But the trial of his associate, Ghislaine Maxwell, on charges that she recruited, groomed and ultimately helped Mr. Epstein abuse young girls, may offer an opportunity to obtain a degree of reckoning.
We look into how Mr. Epstein was allowed to die, and ask whether justice is still possible for his accusers.
Guest: Benjamin Weiser, a reporter covering the Manhattan federal courts for The New York Times.
The Sunday Read: ‘The Emily Ratajkowski You’ll Never See’
In her book, “My Body,” Emily Ratajkowski reflects on her fraught relationship with the huge number of photographs of her body that have come to define her life and career.
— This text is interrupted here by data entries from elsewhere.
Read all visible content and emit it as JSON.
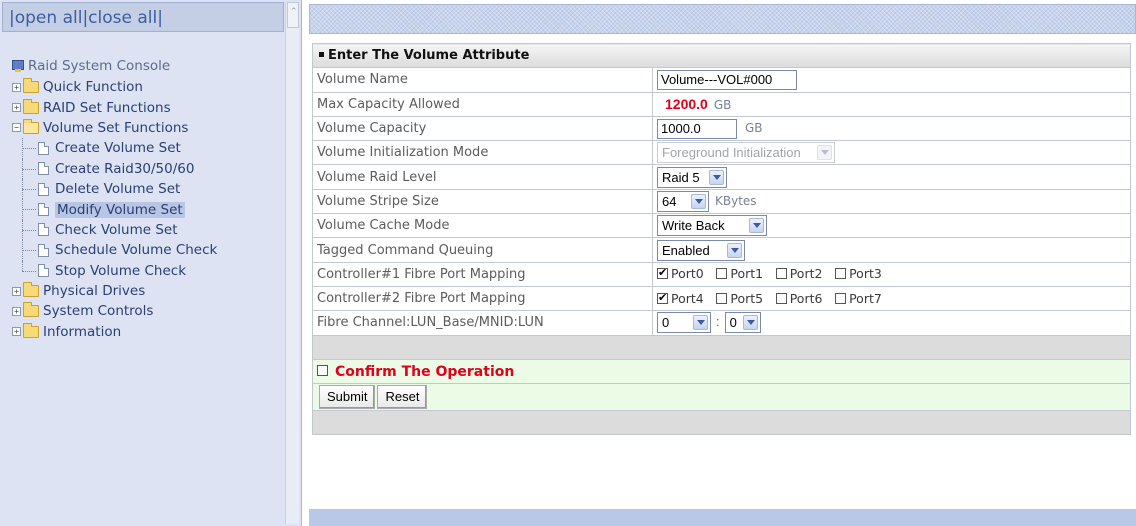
{
  "left_frame": {
    "header": {
      "prefix": "|",
      "open_all": "open all",
      "sep": "|",
      "close_all": "close all",
      "suffix": "|"
    },
    "tree": {
      "root": "Raid System Console",
      "items": [
        {
          "label": "Quick Function",
          "toggle": "+"
        },
        {
          "label": "RAID Set Functions",
          "toggle": "+"
        },
        {
          "label": "Volume Set Functions",
          "toggle": "−",
          "children": [
            "Create Volume Set",
            "Create Raid30/50/60",
            "Delete Volume Set",
            "Modify Volume Set",
            "Check Volume Set",
            "Schedule Volume Check",
            "Stop Volume Check"
          ],
          "selected_child": "Modify Volume Set"
        },
        {
          "label": "Physical Drives",
          "toggle": "+"
        },
        {
          "label": "System Controls",
          "toggle": "+"
        },
        {
          "label": "Information",
          "toggle": "+"
        }
      ]
    }
  },
  "form": {
    "title": "Enter The Volume Attribute",
    "volume_name": {
      "label": "Volume Name",
      "value": "Volume---VOL#000"
    },
    "max_capacity": {
      "label": "Max Capacity Allowed",
      "value": "1200.0",
      "unit": "GB"
    },
    "volume_capacity": {
      "label": "Volume Capacity",
      "value": "1000.0",
      "unit": "GB"
    },
    "init_mode": {
      "label": "Volume Initialization Mode",
      "value": "Foreground Initialization"
    },
    "raid_level": {
      "label": "Volume Raid Level",
      "value": "Raid 5"
    },
    "stripe_size": {
      "label": "Volume Stripe Size",
      "value": "64",
      "unit": "KBytes"
    },
    "cache_mode": {
      "label": "Volume Cache Mode",
      "value": "Write Back"
    },
    "tcq": {
      "label": "Tagged Command Queuing",
      "value": "Enabled"
    },
    "ctrl1_mapping": {
      "label": "Controller#1 Fibre Port Mapping",
      "ports": [
        {
          "label": "Port0",
          "checked": true
        },
        {
          "label": "Port1",
          "checked": false
        },
        {
          "label": "Port2",
          "checked": false
        },
        {
          "label": "Port3",
          "checked": false
        }
      ]
    },
    "ctrl2_mapping": {
      "label": "Controller#2 Fibre Port Mapping",
      "ports": [
        {
          "label": "Port4",
          "checked": true
        },
        {
          "label": "Port5",
          "checked": false
        },
        {
          "label": "Port6",
          "checked": false
        },
        {
          "label": "Port7",
          "checked": false
        }
      ]
    },
    "lun": {
      "label": "Fibre Channel:LUN_Base/MNID:LUN",
      "base": "0",
      "colon": ":",
      "lun": "0"
    },
    "confirm": {
      "label": "Confirm The Operation",
      "checked": false
    },
    "submit_label": "Submit",
    "reset_label": "Reset"
  },
  "colors": {
    "accent_red": "#e0001b",
    "confirm_bg": "#ebfbe6",
    "left_frame_bg": "#dde3f3"
  }
}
Some essays recount the author’s hustle as a young model who often found herself in troubling situations with powerful men; another is written as a long, venomous reply to an email from a photographer who has bragged of discovering her. Throughout, Ratajkowski is hoping to set the record straight: She is neither victim nor stooge, neither a cynical collaborator in the male agenda, as her critics have argued, nor some pop-feminist empoweree, as she herself once supposed.
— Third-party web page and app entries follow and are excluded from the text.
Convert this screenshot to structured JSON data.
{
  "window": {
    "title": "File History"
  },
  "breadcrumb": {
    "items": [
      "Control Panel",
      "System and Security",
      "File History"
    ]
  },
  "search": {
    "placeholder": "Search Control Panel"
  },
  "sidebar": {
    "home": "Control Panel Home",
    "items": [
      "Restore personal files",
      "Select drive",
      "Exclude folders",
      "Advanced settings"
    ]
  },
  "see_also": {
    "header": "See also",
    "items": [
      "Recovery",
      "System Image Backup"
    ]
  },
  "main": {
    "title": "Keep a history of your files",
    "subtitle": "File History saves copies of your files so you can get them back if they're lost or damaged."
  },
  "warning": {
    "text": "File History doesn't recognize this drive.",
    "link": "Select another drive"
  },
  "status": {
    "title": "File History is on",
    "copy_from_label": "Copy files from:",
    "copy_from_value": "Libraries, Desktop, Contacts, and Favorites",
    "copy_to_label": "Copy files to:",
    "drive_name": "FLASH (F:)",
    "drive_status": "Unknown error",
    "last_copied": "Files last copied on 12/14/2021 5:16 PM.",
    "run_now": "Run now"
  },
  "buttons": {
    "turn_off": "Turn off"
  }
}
The Life and Legacy of Stephen Sondheim
Stephen Sondheim died last week at his home in Roxbury, Conn. He was 91.
For six decades, Mr. Sondheim, a composer-lyricist whose works include “Sweeney Todd” and “Into the Woods,” transformed musical theater into an art form as rich, complex and contradictory as life itself.
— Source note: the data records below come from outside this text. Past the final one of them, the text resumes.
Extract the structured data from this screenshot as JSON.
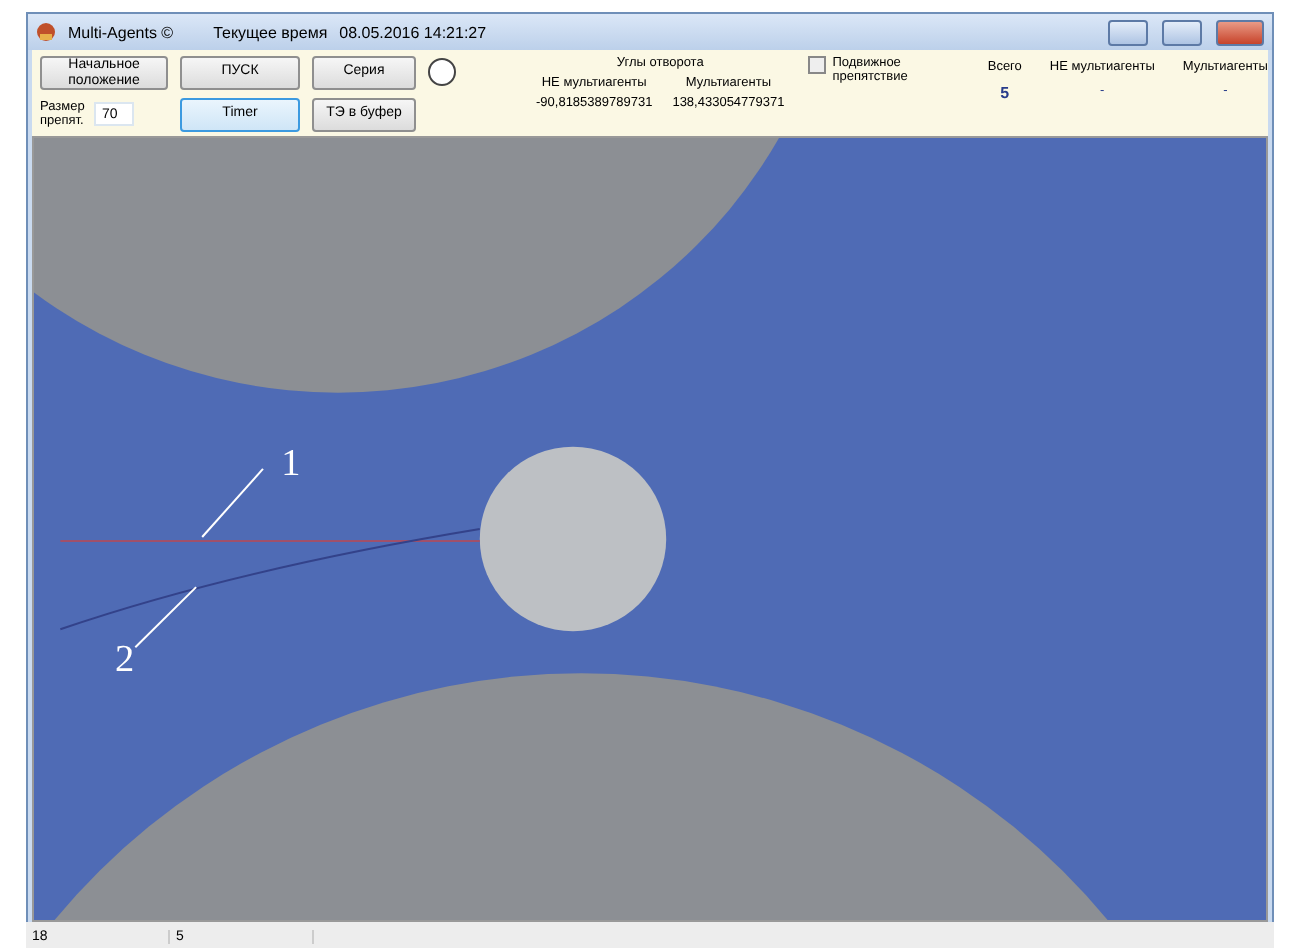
{
  "window": {
    "title": "Multi-Agents ©",
    "clock_label": "Текущее время",
    "clock_value": "08.05.2016 14:21:27"
  },
  "toolbar": {
    "buttons": [
      {
        "label": "Начальное положение",
        "focused": false
      },
      {
        "label": "ПУСК",
        "focused": false
      },
      {
        "label": "Серия",
        "focused": false
      },
      {
        "label": "Timer",
        "focused": true
      },
      {
        "label": "ТЭ в буфер",
        "focused": false
      }
    ],
    "size_label": "Размер препят.",
    "size_value": "70",
    "angles": {
      "heading": "Углы отворота",
      "columns": [
        "НЕ мультиагенты",
        "Мультиагенты"
      ],
      "values": [
        "-90,8185389789731",
        "138,433054779371"
      ]
    },
    "moving_obstacle": {
      "label": "Подвижное препятствие",
      "checked": false
    },
    "counts": {
      "columns": [
        "Всего",
        "НЕ мультиагенты",
        "Мультиагенты"
      ],
      "values": [
        "5",
        "-",
        "-"
      ]
    }
  },
  "canvas": {
    "annotations": [
      {
        "label": "1"
      },
      {
        "label": "2"
      }
    ]
  },
  "status_bar": [
    "18",
    "5"
  ]
}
“For me, the loss that we see pouring out of Twitter right now and everywhere you look as people write about their memories of Sondheim is for that person who says yes, devoting yourself to writing or to dancing or to singing or to composing — or whatever it is — is a worthwhile life,” Jesse Green, The Times’s chief theater critic, said in today’s episode. “And there really is no one who says that as strongly in his life and in his work as Sondheim does.”
Today, we chart Mr. Sondheim’s career, influence and legacy.
The Supreme Court Considers the Future of Roe
On Wednesday, the Supreme Court heard a case that was a frontal challenge to Roe v. Wade, the nearly 50-year-old decision that established a constitutional right to abortion.
The case in front of the justices was about a Mississippi law that bans abortions after 15 weeks of pregnancy.
For the state to win, the court, which now has a conservative majority, would have to do real damage to the central tenet of the Roe ruling.
We explore the arguments presented in this case and how the justices on either side of the political spectrum responded to them.
Amazon and the Labor Shortage
Amazon is constantly hiring. Data has shown that the company has had a turnover rate of about 150 percent a year.
For the founder, Jeff Bezos, worker retention was not important, and the company built systems that didn’t require skilled workers or extensive training — it could hire and lose people all of the time.
Amazon has been able to replenish its work force, but the pandemic has exposed the vulnerabilities of this approach.
We explore what the labor shortage has meant for Amazon and the people who work there.
Guest: Karen Weise, a technology correspondent, based in Seattle for The New York Times.
Solid news from the corporate center
Good reporting, conveyed in a concise and appealing manner. Just be prepared for the subtle but unmistakable conservative bias that comes through on their reporting on domestic politics and foreign policy. The NY Times besides being a newspaper is a major corporation. In about one-third of the episodes, it really shows.
Good subject ... but
I liked the subject, the voice was pleasant, the writing very very good but the music was so irritating and loud I had to turn it off.
Thanks for the work